[Records to use — start]

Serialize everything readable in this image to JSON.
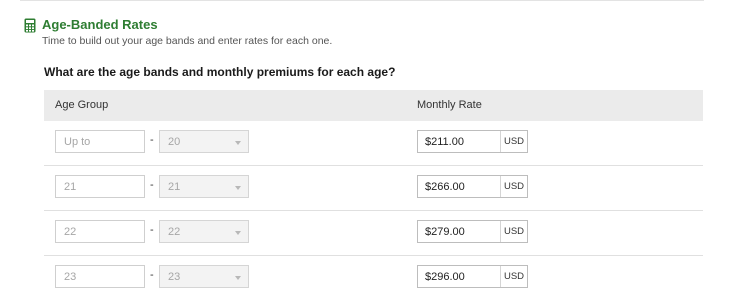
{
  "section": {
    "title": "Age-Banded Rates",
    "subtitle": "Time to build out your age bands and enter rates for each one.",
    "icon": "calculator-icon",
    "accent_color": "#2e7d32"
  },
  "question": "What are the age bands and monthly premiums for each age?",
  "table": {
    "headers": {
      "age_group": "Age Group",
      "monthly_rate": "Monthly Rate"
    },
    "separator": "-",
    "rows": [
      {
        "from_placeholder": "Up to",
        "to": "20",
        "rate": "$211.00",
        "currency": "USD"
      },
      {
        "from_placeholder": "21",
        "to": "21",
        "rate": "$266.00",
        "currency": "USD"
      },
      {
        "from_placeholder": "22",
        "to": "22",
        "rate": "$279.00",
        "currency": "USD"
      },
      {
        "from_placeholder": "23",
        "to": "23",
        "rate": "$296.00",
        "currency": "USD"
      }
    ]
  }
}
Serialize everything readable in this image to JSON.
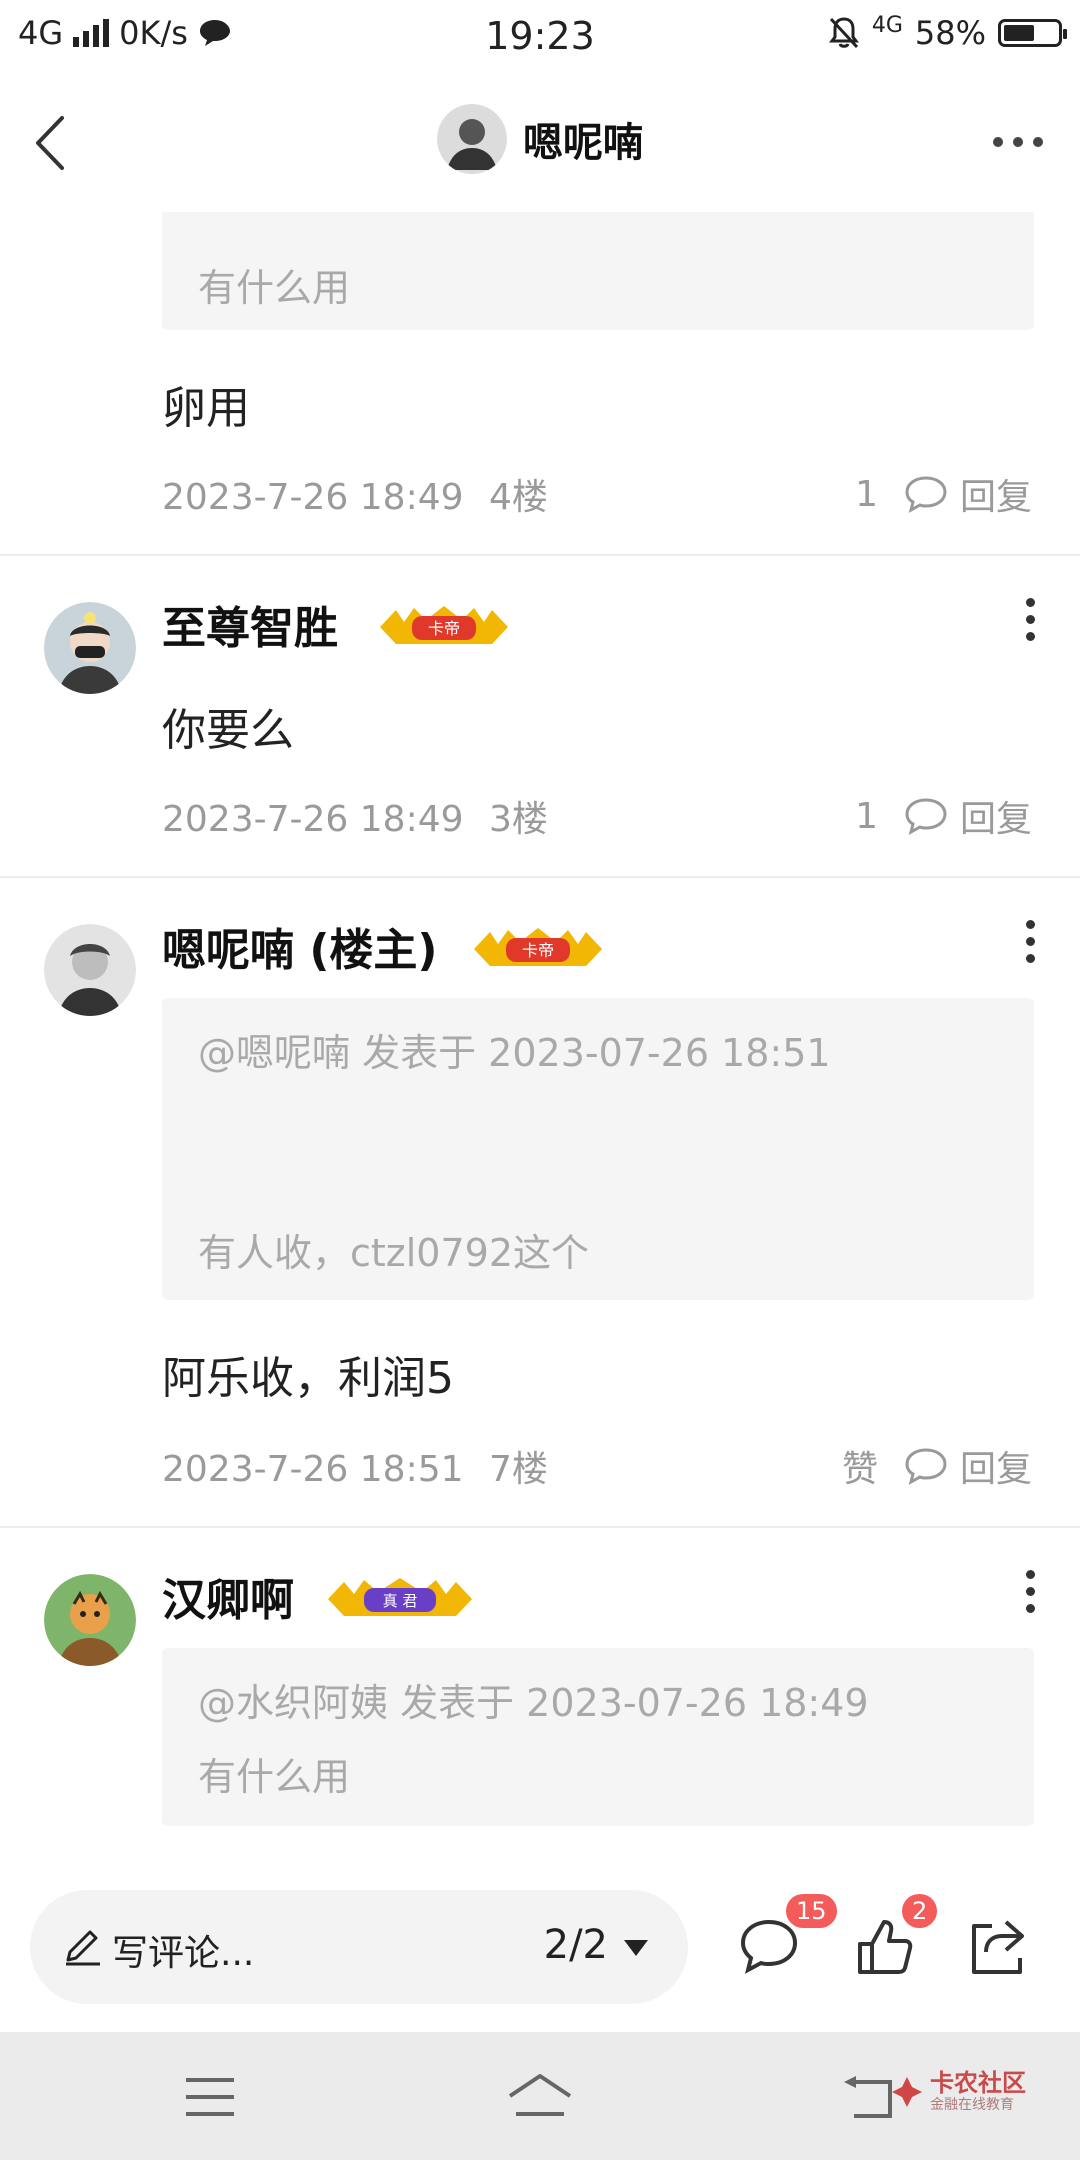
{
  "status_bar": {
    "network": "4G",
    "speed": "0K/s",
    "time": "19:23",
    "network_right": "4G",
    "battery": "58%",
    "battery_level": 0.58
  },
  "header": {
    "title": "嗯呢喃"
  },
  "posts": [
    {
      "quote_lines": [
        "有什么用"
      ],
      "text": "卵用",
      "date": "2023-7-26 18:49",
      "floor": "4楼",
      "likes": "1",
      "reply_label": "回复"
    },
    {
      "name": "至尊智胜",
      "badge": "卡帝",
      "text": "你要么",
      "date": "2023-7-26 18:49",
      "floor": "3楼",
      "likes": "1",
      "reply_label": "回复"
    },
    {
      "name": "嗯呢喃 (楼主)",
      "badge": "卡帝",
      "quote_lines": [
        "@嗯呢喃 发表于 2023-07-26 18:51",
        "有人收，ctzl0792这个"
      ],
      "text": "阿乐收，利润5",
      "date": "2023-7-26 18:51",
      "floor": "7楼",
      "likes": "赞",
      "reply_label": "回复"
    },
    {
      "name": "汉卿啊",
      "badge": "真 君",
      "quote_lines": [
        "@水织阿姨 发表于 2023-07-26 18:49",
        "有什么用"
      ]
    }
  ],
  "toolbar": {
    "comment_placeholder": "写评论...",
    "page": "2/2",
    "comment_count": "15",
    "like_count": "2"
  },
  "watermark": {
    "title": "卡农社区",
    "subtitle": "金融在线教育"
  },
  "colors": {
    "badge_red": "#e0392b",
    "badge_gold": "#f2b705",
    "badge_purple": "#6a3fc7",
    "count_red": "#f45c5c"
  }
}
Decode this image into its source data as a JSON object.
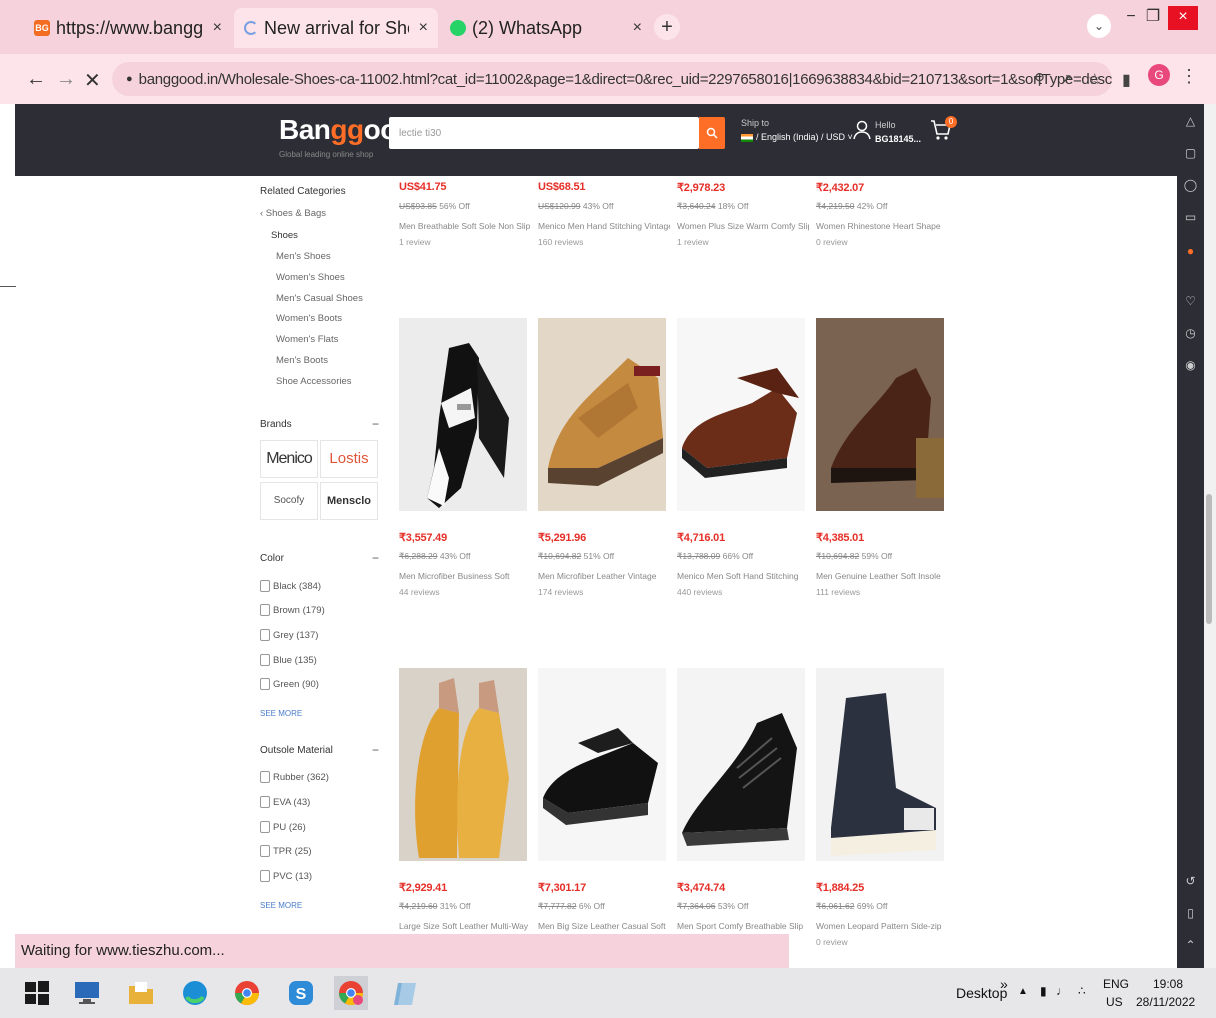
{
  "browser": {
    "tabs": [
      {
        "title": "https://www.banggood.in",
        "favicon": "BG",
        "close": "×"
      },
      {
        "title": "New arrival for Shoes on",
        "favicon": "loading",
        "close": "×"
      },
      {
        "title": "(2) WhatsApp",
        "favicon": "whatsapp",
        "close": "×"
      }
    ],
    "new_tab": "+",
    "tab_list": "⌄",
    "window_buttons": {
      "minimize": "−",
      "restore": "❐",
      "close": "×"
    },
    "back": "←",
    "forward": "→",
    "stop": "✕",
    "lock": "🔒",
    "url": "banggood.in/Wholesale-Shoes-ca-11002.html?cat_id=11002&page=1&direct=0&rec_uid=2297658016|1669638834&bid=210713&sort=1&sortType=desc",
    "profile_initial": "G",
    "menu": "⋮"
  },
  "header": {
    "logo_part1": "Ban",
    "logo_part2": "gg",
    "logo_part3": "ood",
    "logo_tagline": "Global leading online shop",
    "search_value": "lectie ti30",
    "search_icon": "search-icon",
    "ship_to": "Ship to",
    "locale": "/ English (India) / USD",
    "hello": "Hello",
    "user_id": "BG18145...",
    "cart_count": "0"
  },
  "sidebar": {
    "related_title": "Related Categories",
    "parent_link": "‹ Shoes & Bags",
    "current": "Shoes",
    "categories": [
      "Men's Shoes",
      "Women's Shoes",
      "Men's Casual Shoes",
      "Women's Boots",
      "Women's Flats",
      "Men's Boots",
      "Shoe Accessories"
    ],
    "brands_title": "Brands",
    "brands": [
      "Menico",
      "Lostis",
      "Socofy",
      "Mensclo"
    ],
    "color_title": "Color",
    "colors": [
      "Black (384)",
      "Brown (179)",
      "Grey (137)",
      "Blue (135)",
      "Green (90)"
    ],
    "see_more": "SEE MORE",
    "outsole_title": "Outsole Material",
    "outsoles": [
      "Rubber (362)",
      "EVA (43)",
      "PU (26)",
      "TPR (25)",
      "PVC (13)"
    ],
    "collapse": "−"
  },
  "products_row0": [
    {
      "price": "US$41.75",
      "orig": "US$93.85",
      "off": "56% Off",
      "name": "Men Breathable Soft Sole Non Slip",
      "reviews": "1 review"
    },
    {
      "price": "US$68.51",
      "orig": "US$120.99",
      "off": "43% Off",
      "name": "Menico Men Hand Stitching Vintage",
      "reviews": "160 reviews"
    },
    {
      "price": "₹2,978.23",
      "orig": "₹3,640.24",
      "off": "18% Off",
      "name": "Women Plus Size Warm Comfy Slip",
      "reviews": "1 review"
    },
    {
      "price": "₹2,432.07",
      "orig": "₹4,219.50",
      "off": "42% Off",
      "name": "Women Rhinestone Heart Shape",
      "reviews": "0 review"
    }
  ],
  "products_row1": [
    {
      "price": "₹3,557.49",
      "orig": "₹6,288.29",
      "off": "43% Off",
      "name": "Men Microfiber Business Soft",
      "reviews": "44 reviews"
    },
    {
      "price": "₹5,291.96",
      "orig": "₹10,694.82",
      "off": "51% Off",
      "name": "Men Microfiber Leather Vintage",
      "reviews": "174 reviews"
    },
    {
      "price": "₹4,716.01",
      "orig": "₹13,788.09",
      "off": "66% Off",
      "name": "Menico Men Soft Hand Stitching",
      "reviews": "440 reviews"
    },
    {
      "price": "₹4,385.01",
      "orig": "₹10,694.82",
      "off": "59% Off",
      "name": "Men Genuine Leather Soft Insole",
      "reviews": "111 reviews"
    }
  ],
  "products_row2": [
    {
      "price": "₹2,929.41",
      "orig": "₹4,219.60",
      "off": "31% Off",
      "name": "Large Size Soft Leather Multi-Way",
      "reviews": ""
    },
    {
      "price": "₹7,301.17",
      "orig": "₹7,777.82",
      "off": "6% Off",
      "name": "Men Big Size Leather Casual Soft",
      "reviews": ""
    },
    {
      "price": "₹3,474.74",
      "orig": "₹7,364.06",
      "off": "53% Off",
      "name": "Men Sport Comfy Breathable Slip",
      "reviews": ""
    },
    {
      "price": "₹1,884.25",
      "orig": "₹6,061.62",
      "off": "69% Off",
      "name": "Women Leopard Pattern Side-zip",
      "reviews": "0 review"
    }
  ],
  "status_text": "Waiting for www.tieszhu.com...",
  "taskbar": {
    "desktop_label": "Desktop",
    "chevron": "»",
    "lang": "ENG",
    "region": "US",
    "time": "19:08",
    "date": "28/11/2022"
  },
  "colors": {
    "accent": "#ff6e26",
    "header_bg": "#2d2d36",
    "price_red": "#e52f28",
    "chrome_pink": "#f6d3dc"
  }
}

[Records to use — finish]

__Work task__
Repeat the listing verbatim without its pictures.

__Response to this task__
Serialize everything readable in this image to JSON.
{
  "section": {
    "title": "Age-Banded Rates",
    "subtitle": "Time to build out your age bands and enter rates for each one.",
    "icon": "calculator-icon",
    "accent_color": "#2e7d32"
  },
  "question": "What are the age bands and monthly premiums for each age?",
  "table": {
    "headers": {
      "age_group": "Age Group",
      "monthly_rate": "Monthly Rate"
    },
    "separator": "-",
    "rows": [
      {
        "from_placeholder": "Up to",
        "to": "20",
        "rate": "$211.00",
        "currency": "USD"
      },
      {
        "from_placeholder": "21",
        "to": "21",
        "rate": "$266.00",
        "currency": "USD"
      },
      {
        "from_placeholder": "22",
        "to": "22",
        "rate": "$279.00",
        "currency": "USD"
      },
      {
        "from_placeholder": "23",
        "to": "23",
        "rate": "$296.00",
        "currency": "USD"
      }
    ]
  }
}
Serialize everything readable in this image to JSON.
{
  "status_bar": {
    "network": "4G",
    "speed": "0K/s",
    "time": "19:23",
    "network_right": "4G",
    "battery": "58%",
    "battery_level": 0.58
  },
  "header": {
    "title": "嗯呢喃"
  },
  "posts": [
    {
      "quote_lines": [
        "有什么用"
      ],
      "text": "卵用",
      "date": "2023-7-26 18:49",
      "floor": "4楼",
      "likes": "1",
      "reply_label": "回复"
    },
    {
      "name": "至尊智胜",
      "badge": "卡帝",
      "text": "你要么",
      "date": "2023-7-26 18:49",
      "floor": "3楼",
      "likes": "1",
      "reply_label": "回复"
    },
    {
      "name": "嗯呢喃 (楼主)",
      "badge": "卡帝",
      "quote_lines": [
        "@嗯呢喃 发表于 2023-07-26 18:51",
        "有人收，ctzl0792这个"
      ],
      "text": "阿乐收，利润5",
      "date": "2023-7-26 18:51",
      "floor": "7楼",
      "likes": "赞",
      "reply_label": "回复"
    },
    {
      "name": "汉卿啊",
      "badge": "真 君",
      "quote_lines": [
        "@水织阿姨 发表于 2023-07-26 18:49",
        "有什么用"
      ]
    }
  ],
  "toolbar": {
    "comment_placeholder": "写评论...",
    "page": "2/2",
    "comment_count": "15",
    "like_count": "2"
  },
  "watermark": {
    "title": "卡农社区",
    "subtitle": "金融在线教育"
  },
  "colors": {
    "badge_red": "#e0392b",
    "badge_gold": "#f2b705",
    "badge_purple": "#6a3fc7",
    "count_red": "#f45c5c"
  }
}
Decode this image into its source data as a JSON object.
{
  "browser": {
    "tabs": [
      {
        "title": "https://www.banggood.in",
        "favicon": "BG",
        "close": "×"
      },
      {
        "title": "New arrival for Shoes on",
        "favicon": "loading",
        "close": "×"
      },
      {
        "title": "(2) WhatsApp",
        "favicon": "whatsapp",
        "close": "×"
      }
    ],
    "new_tab": "+",
    "tab_list": "⌄",
    "window_buttons": {
      "minimize": "−",
      "restore": "❐",
      "close": "×"
    },
    "back": "←",
    "forward": "→",
    "stop": "✕",
    "lock": "🔒",
    "url": "banggood.in/Wholesale-Shoes-ca-11002.html?cat_id=11002&page=1&direct=0&rec_uid=2297658016|1669638834&bid=210713&sort=1&sortType=desc",
    "profile_initial": "G",
    "menu": "⋮"
  },
  "header": {
    "logo_part1": "Ban",
    "logo_part2": "gg",
    "logo_part3": "ood",
    "logo_tagline": "Global leading online shop",
    "search_value": "lectie ti30",
    "search_icon": "search-icon",
    "ship_to": "Ship to",
    "locale": "/ English (India) / USD",
    "hello": "Hello",
    "user_id": "BG18145...",
    "cart_count": "0"
  },
  "sidebar": {
    "related_title": "Related Categories",
    "parent_link": "‹ Shoes & Bags",
    "current": "Shoes",
    "categories": [
      "Men's Shoes",
      "Women's Shoes",
      "Men's Casual Shoes",
      "Women's Boots",
      "Women's Flats",
      "Men's Boots",
      "Shoe Accessories"
    ],
    "brands_title": "Brands",
    "brands": [
      "Menico",
      "Lostis",
      "Socofy",
      "Mensclo"
    ],
    "color_title": "Color",
    "colors": [
      "Black (384)",
      "Brown (179)",
      "Grey (137)",
      "Blue (135)",
      "Green (90)"
    ],
    "see_more": "SEE MORE",
    "outsole_title": "Outsole Material",
    "outsoles": [
      "Rubber (362)",
      "EVA (43)",
      "PU (26)",
      "TPR (25)",
      "PVC (13)"
    ],
    "collapse": "−"
  },
  "products_row0": [
    {
      "price": "US$41.75",
      "orig": "US$93.85",
      "off": "56% Off",
      "name": "Men Breathable Soft Sole Non Slip",
      "reviews": "1 review"
    },
    {
      "price": "US$68.51",
      "orig": "US$120.99",
      "off": "43% Off",
      "name": "Menico Men Hand Stitching Vintage",
      "reviews": "160 reviews"
    },
    {
      "price": "₹2,978.23",
      "orig": "₹3,640.24",
      "off": "18% Off",
      "name": "Women Plus Size Warm Comfy Slip",
      "reviews": "1 review"
    },
    {
      "price": "₹2,432.07",
      "orig": "₹4,219.50",
      "off": "42% Off",
      "name": "Women Rhinestone Heart Shape",
      "reviews": "0 review"
    }
  ],
  "products_row1": [
    {
      "price": "₹3,557.49",
      "orig": "₹6,288.29",
      "off": "43% Off",
      "name": "Men Microfiber Business Soft",
      "reviews": "44 reviews"
    },
    {
      "price": "₹5,291.96",
      "orig": "₹10,694.82",
      "off": "51% Off",
      "name": "Men Microfiber Leather Vintage",
      "reviews": "174 reviews"
    },
    {
      "price": "₹4,716.01",
      "orig": "₹13,788.09",
      "off": "66% Off",
      "name": "Menico Men Soft Hand Stitching",
      "reviews": "440 reviews"
    },
    {
      "price": "₹4,385.01",
      "orig": "₹10,694.82",
      "off": "59% Off",
      "name": "Men Genuine Leather Soft Insole",
      "reviews": "111 reviews"
    }
  ],
  "products_row2": [
    {
      "price": "₹2,929.41",
      "orig": "₹4,219.60",
      "off": "31% Off",
      "name": "Large Size Soft Leather Multi-Way",
      "reviews": ""
    },
    {
      "price": "₹7,301.17",
      "orig": "₹7,777.82",
      "off": "6% Off",
      "name": "Men Big Size Leather Casual Soft",
      "reviews": ""
    },
    {
      "price": "₹3,474.74",
      "orig": "₹7,364.06",
      "off": "53% Off",
      "name": "Men Sport Comfy Breathable Slip",
      "reviews": ""
    },
    {
      "price": "₹1,884.25",
      "orig": "₹6,061.62",
      "off": "69% Off",
      "name": "Women Leopard Pattern Side-zip",
      "reviews": "0 review"
    }
  ],
  "status_text": "Waiting for www.tieszhu.com...",
  "taskbar": {
    "desktop_label": "Desktop",
    "chevron": "»",
    "lang": "ENG",
    "region": "US",
    "time": "19:08",
    "date": "28/11/2022"
  },
  "colors": {
    "accent": "#ff6e26",
    "header_bg": "#2d2d36",
    "price_red": "#e52f28",
    "chrome_pink": "#f6d3dc"
  }
}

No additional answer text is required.